Online behaviors revealed teenage boys have a LOT of questions about sex – usually seeking answers from unreliable, often toxic sources. Fumble, a sex education charity for young people, wanted to let them know about its relevant and relatable content as a reliable resource.
Our audience already uses emojis to discuss things of a sexual nature, which is handy because social media bans sex-related language. So we created emoji-based messages that tackled the most searched-for questions. We even designed a few more diverse emojis of our own. Our digitally native approach helped us to engage our audience and get around censorship with the message, 'Don’t Google it. Fumble it.' Turning a big challenge into a great opportunity to communicate.

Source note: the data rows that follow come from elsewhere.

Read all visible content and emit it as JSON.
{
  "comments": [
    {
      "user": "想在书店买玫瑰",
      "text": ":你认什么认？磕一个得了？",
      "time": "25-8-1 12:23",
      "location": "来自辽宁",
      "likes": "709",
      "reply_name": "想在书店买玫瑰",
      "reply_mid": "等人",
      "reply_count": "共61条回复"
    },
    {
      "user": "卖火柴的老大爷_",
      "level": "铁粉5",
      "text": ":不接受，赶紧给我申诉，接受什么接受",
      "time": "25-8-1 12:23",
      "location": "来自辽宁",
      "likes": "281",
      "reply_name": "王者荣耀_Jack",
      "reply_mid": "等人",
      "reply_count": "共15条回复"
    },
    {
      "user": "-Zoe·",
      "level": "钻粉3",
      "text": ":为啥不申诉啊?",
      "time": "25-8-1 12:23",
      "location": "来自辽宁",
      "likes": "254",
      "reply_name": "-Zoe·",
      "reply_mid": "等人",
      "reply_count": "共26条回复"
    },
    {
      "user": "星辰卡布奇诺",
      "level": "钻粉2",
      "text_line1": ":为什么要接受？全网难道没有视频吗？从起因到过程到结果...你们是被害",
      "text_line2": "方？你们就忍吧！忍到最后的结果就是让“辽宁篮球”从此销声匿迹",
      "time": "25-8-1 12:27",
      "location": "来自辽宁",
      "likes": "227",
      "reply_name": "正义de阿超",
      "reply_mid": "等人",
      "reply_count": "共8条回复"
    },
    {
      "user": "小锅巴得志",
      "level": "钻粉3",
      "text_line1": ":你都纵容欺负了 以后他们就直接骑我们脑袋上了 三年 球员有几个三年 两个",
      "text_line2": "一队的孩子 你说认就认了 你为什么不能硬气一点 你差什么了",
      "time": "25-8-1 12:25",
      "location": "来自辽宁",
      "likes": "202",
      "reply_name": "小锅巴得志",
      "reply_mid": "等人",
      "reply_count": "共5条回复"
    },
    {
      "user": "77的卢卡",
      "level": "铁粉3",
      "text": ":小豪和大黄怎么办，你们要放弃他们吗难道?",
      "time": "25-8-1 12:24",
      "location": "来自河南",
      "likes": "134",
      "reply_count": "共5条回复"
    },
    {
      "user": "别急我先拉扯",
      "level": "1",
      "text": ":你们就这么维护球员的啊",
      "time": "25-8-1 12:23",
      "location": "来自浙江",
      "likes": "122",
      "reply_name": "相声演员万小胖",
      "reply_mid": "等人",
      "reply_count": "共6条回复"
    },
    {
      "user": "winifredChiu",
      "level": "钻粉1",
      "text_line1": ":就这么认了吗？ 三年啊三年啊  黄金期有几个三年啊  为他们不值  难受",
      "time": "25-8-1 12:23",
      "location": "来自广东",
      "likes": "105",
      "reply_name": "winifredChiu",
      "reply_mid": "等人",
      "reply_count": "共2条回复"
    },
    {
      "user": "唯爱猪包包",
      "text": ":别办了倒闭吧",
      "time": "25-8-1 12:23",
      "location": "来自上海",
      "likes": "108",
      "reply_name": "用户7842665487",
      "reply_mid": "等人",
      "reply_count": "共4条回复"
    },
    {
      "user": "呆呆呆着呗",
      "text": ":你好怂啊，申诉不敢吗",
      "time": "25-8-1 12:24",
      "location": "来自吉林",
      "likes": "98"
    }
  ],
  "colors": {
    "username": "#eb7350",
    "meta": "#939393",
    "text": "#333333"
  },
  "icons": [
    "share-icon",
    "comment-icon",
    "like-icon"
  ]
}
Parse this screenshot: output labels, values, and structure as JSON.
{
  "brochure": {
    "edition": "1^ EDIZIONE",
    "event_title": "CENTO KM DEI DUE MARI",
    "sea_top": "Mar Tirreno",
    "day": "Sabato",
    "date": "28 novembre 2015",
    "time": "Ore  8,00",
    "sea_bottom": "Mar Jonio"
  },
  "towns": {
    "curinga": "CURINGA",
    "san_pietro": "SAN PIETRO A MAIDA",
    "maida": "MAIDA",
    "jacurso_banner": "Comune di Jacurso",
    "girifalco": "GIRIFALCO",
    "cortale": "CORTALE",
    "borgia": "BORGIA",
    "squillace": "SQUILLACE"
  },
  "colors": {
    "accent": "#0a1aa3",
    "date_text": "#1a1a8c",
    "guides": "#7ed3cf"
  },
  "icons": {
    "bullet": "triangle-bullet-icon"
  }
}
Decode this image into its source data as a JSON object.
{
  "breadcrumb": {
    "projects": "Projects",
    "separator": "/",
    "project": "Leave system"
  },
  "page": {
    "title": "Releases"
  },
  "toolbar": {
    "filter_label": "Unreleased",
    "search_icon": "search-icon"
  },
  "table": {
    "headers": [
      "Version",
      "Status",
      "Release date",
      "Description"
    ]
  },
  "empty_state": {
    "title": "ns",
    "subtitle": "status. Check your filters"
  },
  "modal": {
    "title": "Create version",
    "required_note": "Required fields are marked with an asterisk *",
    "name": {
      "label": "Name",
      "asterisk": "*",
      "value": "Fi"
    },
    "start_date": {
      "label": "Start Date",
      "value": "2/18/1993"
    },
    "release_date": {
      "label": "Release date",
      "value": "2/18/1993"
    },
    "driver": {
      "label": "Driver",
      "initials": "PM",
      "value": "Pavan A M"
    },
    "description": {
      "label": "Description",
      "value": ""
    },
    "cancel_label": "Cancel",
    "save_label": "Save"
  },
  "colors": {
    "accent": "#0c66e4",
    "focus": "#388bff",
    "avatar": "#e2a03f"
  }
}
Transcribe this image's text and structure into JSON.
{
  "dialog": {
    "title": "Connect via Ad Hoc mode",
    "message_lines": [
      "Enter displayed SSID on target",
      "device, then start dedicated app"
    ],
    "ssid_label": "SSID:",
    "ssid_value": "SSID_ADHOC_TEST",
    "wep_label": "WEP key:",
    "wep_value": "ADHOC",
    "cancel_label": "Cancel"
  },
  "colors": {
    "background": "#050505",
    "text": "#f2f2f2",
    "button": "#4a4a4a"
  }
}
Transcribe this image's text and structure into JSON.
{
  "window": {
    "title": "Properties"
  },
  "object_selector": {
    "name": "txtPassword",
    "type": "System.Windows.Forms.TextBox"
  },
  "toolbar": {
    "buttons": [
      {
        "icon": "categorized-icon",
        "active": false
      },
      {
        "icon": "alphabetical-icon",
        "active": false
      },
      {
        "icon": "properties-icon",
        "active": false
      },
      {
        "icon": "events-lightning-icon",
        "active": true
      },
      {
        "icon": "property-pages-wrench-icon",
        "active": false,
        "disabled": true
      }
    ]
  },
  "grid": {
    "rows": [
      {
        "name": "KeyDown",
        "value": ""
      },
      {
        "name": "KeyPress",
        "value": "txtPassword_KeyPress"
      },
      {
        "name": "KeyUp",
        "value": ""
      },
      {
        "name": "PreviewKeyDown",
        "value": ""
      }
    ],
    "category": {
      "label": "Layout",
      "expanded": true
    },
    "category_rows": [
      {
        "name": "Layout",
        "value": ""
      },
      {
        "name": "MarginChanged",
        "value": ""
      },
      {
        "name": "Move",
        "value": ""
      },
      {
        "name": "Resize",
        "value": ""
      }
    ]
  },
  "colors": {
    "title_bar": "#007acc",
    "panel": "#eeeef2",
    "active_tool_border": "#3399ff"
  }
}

The campaign was a huge success. We reached 840,000 young people, achieving 3 million impressions, 30,000 views, and a 30% CTR. All with just a £5k budget. And almost 10% of young people who saw our paid ads Fumbled it rather than Googled it 🥳